  14. Bingo! www.skinnyraven.com, 800 H Street, Anchorage Tel: 907-274-7222 - distribute Inov-8 stuff. Check them out :-)

  15. nice skier12:46 PM

    I once did a solo bike tour from Haines to Delta Junction, down the Richardson Hwy to Valdez, then ferried across to Whittier and ended in Seward - a little over 900 miles in a little over a week. I was also training that summer to run the Chilkoot Trail with a friend, which I did about two months later. Needless to say, I felt pretty strong when I reached Seward where I met my friend and Alaska trail running legend Nancy Pease (Mt. Marathon multiple winner, Crow Pass multiple winner - one year she tied for the overall win with Olympian Bill Spencer!). She wanted to show me the Mt. Marathon course so of course I said yes. I just about died trying to run uphill with her, but when we finally reached a small cairn high up on the ridge that looked like the turnaround point, I hopefully gasped "is that the top?". She took a moment to look at me wonderingly and spit out - "no! that's the JUNIOR turnaround!!!" That's when I realized that running mountains was a whole different game involving pain and suffering on a level I could barely comprehend. Good luck.

  16. This comment has been removed by a blog administrator.

  17. Cinthia9:28 PM

    Hi Jill!
    Welcome to Anchorage.
    Here's a tip for someone who did both Mt. Marathon and Bird Ridge last year: You don't actually run the whole mountain. Basically it's a fast power hike. Even the top "runners" don't run. I know this for a fact because I have pics of the top of the men's race, and even the fast contenders were straggling the last half mile. Too funny! So don't feel bad. I'm sure you could whip my butt but that's cool 'cause we're totally in different age groups.

    And oh yeah, I heard you were hanging out with my co-worker Victoria Barber at the Press Club Awards last weekend. She's super cool.

    Cheers and enjoy the mountains,

  18. I have only recently discovered your blog. I must say, I've always dreamed of seeing Alaska, and hopefully one day will, but until then, your blog is definitely the next best thing to being there. Wonderful photography from an inspirational photographer. Thank you for all that you share.

  19. Good luck with the whole homelessness thing... I know how that goes, and it is not an enjoyable feeling. But still, with mountains like those to climb, all is well in the world!

  20. Anonymous5:04 PM

    Move back to Juneau, your blog was more interesting when you lived there. Your writing is still great but a city of 300000 is just a less-interesting setting. Good luck with whatever direction you take, you'll do great I am sure.

    PS Watch out for bears biking this summer. Still can't believe they allowed a 24h bike race in Campbell Tract in 2008! Use caution and common sense!
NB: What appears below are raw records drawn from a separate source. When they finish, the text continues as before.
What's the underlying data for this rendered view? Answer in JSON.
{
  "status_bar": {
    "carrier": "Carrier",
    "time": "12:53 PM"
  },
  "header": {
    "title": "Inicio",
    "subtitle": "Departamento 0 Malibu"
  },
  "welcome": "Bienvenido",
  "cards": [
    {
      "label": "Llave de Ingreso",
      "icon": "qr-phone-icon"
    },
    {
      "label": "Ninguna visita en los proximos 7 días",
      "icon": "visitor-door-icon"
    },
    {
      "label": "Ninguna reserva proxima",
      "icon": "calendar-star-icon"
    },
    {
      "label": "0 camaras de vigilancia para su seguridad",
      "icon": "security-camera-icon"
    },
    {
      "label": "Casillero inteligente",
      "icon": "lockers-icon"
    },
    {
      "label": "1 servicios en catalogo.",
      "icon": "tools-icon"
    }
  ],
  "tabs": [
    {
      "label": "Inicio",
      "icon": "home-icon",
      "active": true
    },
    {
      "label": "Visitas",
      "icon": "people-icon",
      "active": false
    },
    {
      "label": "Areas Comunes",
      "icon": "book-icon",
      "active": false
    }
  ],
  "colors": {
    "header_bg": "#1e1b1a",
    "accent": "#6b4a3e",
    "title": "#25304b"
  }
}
  21. Holy buckets! Your description is so vivid, I was practically huffing and puffing my way up that mountain with you. I climbed a mountain once along the sea of cortez in baja california. I was so delirious from deyhdration and exhaustion, I started hallucinating on the way down a wash with the sun setting quickly. Kinda cool, actually. Not so cool for my guide. Ooops.
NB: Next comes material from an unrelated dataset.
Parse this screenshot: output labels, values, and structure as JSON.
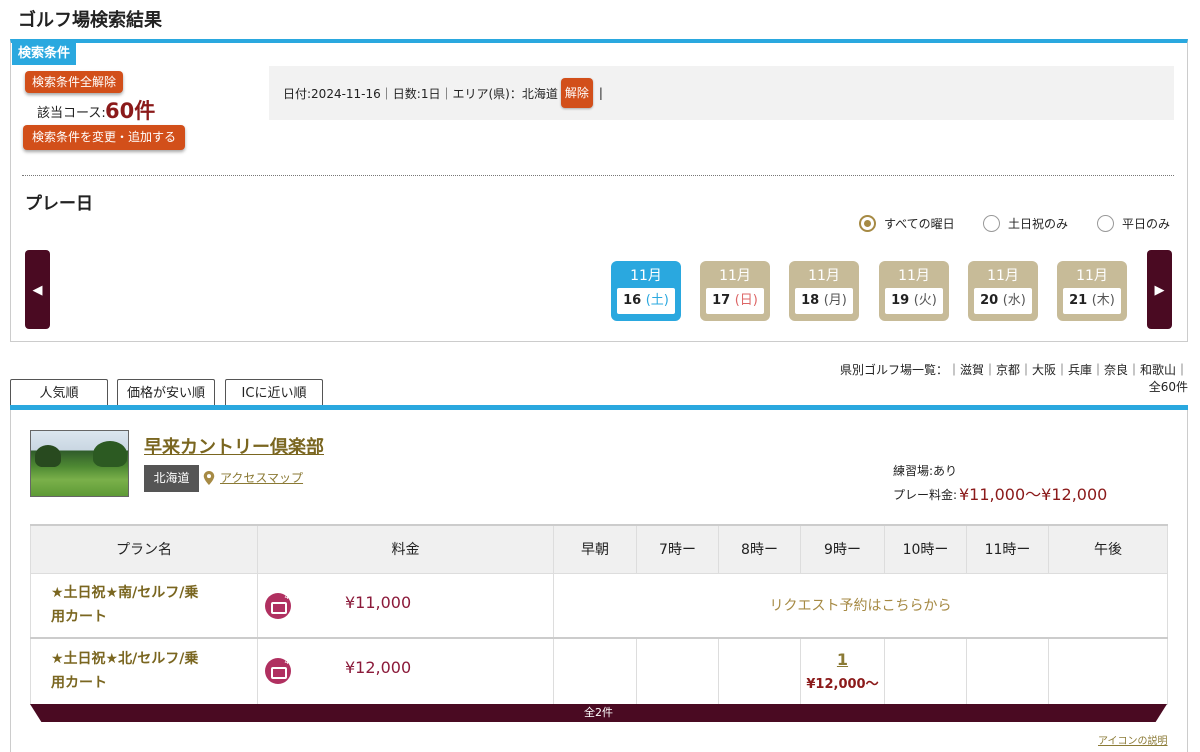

  22. Unlock the door Jill and go and play.


Post a Comment

Popular posts from this blog


Another crash

My night on the PCT